A QR code leading to a malicious link, possibly one executing JavaScript, would be trivial to create, especially since no one can tell where a QR code leads before it's scanned. Even if your computer wasn't really broken, your phone might be after you link to the site. Or the phone could be directed to call a tech-support-scam toll-free number, or infected with malware designed to migrate across a home Wi-Fi network to other devices.

This isn't necessarily a threat for careless newbies, either. Ransomware could actually lock up your computer screen and display a BSOD image. Attach a phony QR code, and your smartphone would be susceptible to whatever malware a cybercriminal could dream up.

Since the BSOD QR code functionality is still in an insider build, Microsoft could choose to pull it before it goes public.
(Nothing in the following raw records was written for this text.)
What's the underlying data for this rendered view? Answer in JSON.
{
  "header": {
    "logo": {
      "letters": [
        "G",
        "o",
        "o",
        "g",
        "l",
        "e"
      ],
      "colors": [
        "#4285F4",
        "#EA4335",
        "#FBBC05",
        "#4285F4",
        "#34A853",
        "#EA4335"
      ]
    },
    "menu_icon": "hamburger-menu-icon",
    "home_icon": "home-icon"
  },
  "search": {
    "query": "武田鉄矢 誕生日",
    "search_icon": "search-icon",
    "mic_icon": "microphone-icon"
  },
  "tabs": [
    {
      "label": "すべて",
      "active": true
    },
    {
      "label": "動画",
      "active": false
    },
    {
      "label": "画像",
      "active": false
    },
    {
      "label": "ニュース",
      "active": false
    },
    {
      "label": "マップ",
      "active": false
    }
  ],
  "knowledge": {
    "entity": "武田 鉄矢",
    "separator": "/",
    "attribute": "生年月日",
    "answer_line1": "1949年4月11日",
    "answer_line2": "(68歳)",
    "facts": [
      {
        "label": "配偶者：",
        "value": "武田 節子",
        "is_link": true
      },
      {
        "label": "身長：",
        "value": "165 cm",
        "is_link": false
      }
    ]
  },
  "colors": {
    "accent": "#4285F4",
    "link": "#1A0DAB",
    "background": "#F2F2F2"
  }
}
The company could also alter it to make it safer, although there doesn't seem to be any foolproof way to make an authentic QR code look different from a fake one.

It's bad enough when a BSOD lets you know that your computer is busted. Let's not extend the misery.

Marshall Honorof

Marshall Honorof is a senior editor for Tom's Guide, overseeing the site's coverage of gaming hardware and software. He comes from a science writing background, having studied paleomammalogy, biological anthropology, and the history of science and technology. After hours, you can find him practicing taekwondo or doing deep dives on classic sci-fi.